PHY138 - Mechanics Test

This document discusses the test of October 28, 2003. First I discuss the questions, the marking scheme, and some comments. Then I talk about the results of the test.

The Questions, Answers and Marking Scheme

You may access a pdf version of the Multiple Choice section, including the answer key, by clicking on the button to the right. File size is 247k.
multiple choice section
You may access a pdf version of the Problem by clicking on the button to the right. File size is 168k.
You may access a pdf version of the answers and marking scheme for the Problem by clicking on the button to the right. File size is 154k.
answers and marking scheme

In general the test was too long, which surprised us. We apologise.

Some student comments say that the Problem was all about material from Chapter 10 - Rotational Motion. Those students are wrong! Part A is from Chapter 4 except for last question; using the Work - Kinetic Energy theorem from Chapter 6 is an easier way to solve this problem. Part B extends Part A with material from Chapter 8, except for the last question.

I also have some specific comments about three of the Multiple Choice Questions:

Multiple-Choice Question 1

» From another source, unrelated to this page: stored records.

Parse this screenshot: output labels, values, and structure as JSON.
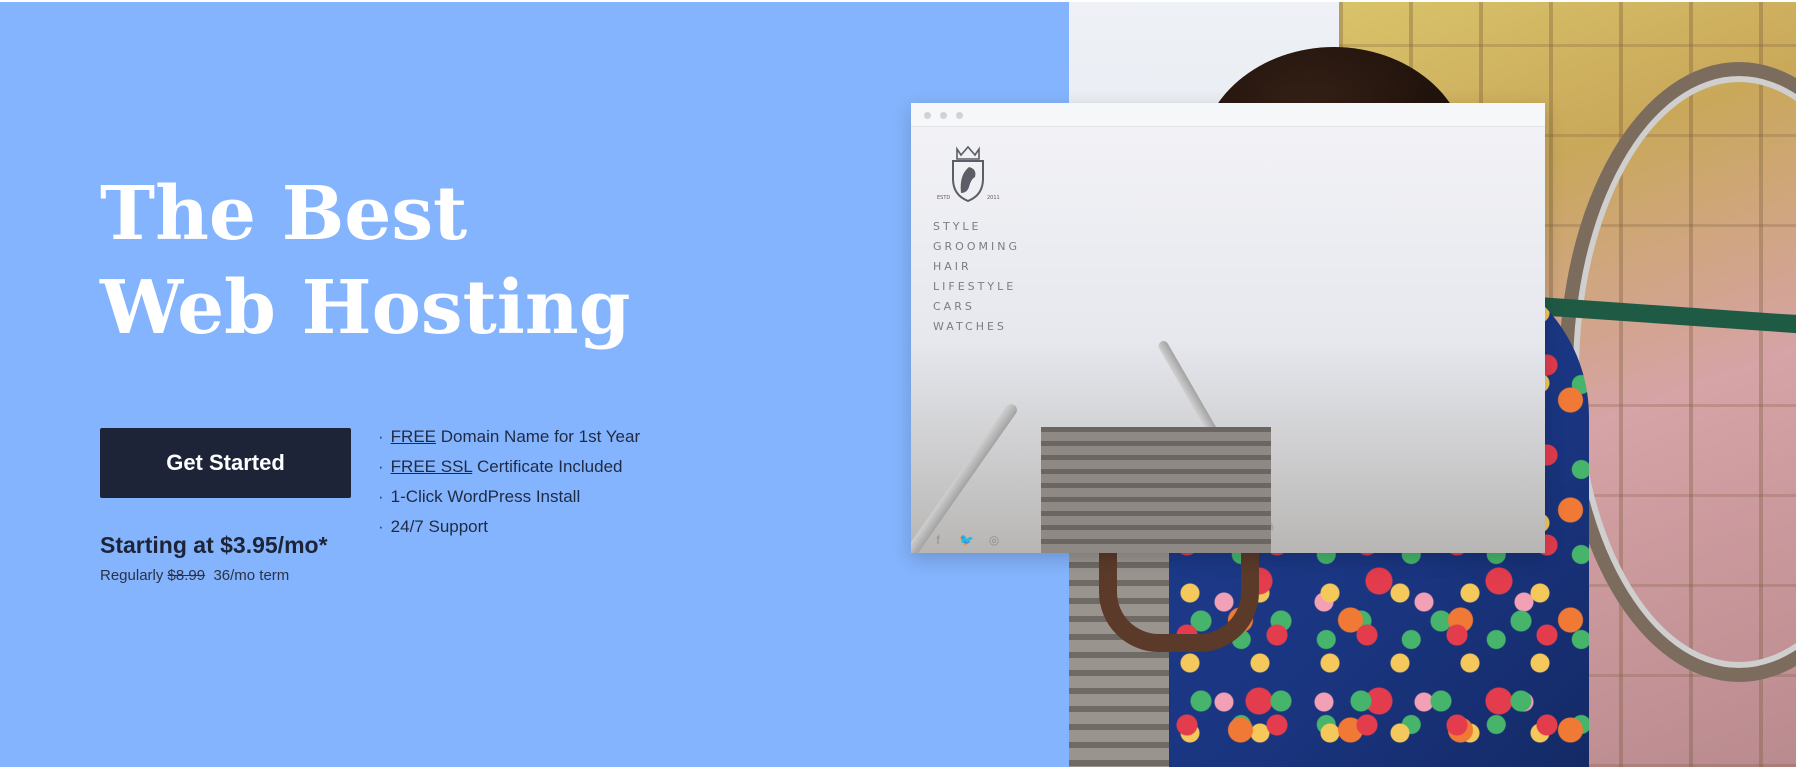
{
  "hero": {
    "headline_line1": "The Best",
    "headline_line2": "Web Hosting",
    "cta_label": "Get Started",
    "price": "Starting at $3.95/mo*",
    "regular_prefix": "Regularly",
    "regular_price": "$8.99",
    "term": "36/mo term",
    "features": [
      {
        "bullet": "·",
        "underlined": "FREE",
        "rest": " Domain Name for 1st Year"
      },
      {
        "bullet": "·",
        "underlined": "FREE SSL",
        "rest": " Certificate Included"
      },
      {
        "bullet": "·",
        "underlined": "",
        "rest": "1-Click WordPress Install"
      },
      {
        "bullet": "·",
        "underlined": "",
        "rest": "24/7 Support"
      }
    ]
  },
  "mockup": {
    "crest_left": "ESTD",
    "crest_right": "2011",
    "nav": [
      "STYLE",
      "GROOMING",
      "HAIR",
      "LIFESTYLE",
      "CARS",
      "WATCHES"
    ],
    "social_icons": [
      "facebook-icon",
      "twitter-icon",
      "instagram-icon"
    ],
    "social_glyphs": [
      "f",
      "🐦",
      "◎"
    ]
  },
  "colors": {
    "hero_bg": "#84b4fd",
    "button_bg": "#1d2438",
    "headline": "#ffffff"
  }
}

In order for the students to cross the river in the minimum time, the component of their total velocity vector pointing across the river has to be a maximum. The total velocity vector is the vector sum of the velocity of the boat relative to the water plus the the velocity of the water relative to the riverbank. Since the velocity of the water only has a component parallel to the riverbank, we can ignore it in answering the question. So we are left with the question of what orientation of the velocity of the boat has a maximum component pointing across the river.

It should be clear, then, that the answer is d: directly toward the opposite shore.

We were surprised and disappointed that only 35% of the class got this question correct.

Multiple-Choice Question 2

This was the problem about the 10 N weight hanging from a spring scale in an elevator that is accelerating upwards, and you were asked about the reading of the scale.

22% of the class chose the only answer that was less than 10N. This was the second-most popular choice, after the correct answer. Students who chose this wrong answer were clearly not thinking about the actual situation: the answer obviously has to be greater than 10N.

Multiple-Choice Question 6

This question is very similar to the text's Quick Quiz 10.5, which we spent a fair amount of time discussing in class. We will solve the test question using similar reasoning to that we used in doing the Quick Quiz: note that the solution does not use any formulae.

First, we realise that since the change of potential energy of all 4 objects is the same, their kinetic energies will be the same at the bottom. The rotational kinetic energy is just 1/2 I omage2.

Since the kinetic energy is the same for all 4 objects, then the one with the smallest moment of inertia will have the largest angular velocity. So we need to know which object has the smallest moment of inertia.

Now, the moment of inertia is just a weighted average of all the mass of the body, where the weighting is the square of the distance of each small mass from the axis of rotation.

In the Quick Quiz we realised that the solid sphere has a smaller moment of inertia than the hollow one, since it has a larger portion of its mass at smaller distances from the axis of rotation.

We can similarly reason that the solid cylinder has a smaller moment of inertia than the hollow one.

So we now have the answer to the Question down to a choice between the solid sphere and the solid cylinder.

Imagine a "slice" of the cylinder, a thin disc. Each similar slice of the cylinder has the same moment of inertia.

The same "slices" of the sphere do not all have the same moment of inertia: the ones closer to the top and bottom of the sphere have their mass distributed closer to the axis than the slices closer to the equator of the sphere.

So, finally, the solid sphere has the smallest moment of inertia and is the answer to the question.

The most popular answer, chosen by 42% of the class, was that the angular velocities of all four objects were the same. This is obviously wrong, and we are disappointed that nearly half the class thought it was correct. The next most popular answer, chosen by only 21% of the class, was the correct one. We expected this question to be the hardest one in the Multiple Choice section, and it was. We did not expect it to be this hard, however.

Test Results

Recall that the Quiz was too easy. The Test was too hard. We will try to make subsequent Tests and the Final Exam more like the temperature of Baby Bear's porridge: just right.

1033 students wrote the test. Here are some statistics on the "raw" results:

Statistic Value
Standard Deviation

I think that this is a good class, although we are all disappointed in the results. We have rescaled the marks using the following "breakpoints:"

Raw Mark Scaled To:
test mark mapping

This leads to the following mark distributions:

Adjusted Marks
What Value
Standard Deviation
E's and F's
Adjusted mark distribution

These adjusted marks are the ones that are stored on STORM and will be used in calculating your final mark in the course without further adjustments.

Recall that only the best 3 of the 4 tests count towards your final mark in the course. Thus if you did not do as well as you could have on this test, you will still have lots of opportunities to demonstrate your understanding of the content of PHY138.

This document was written by David M. Harrison on November 4, 2003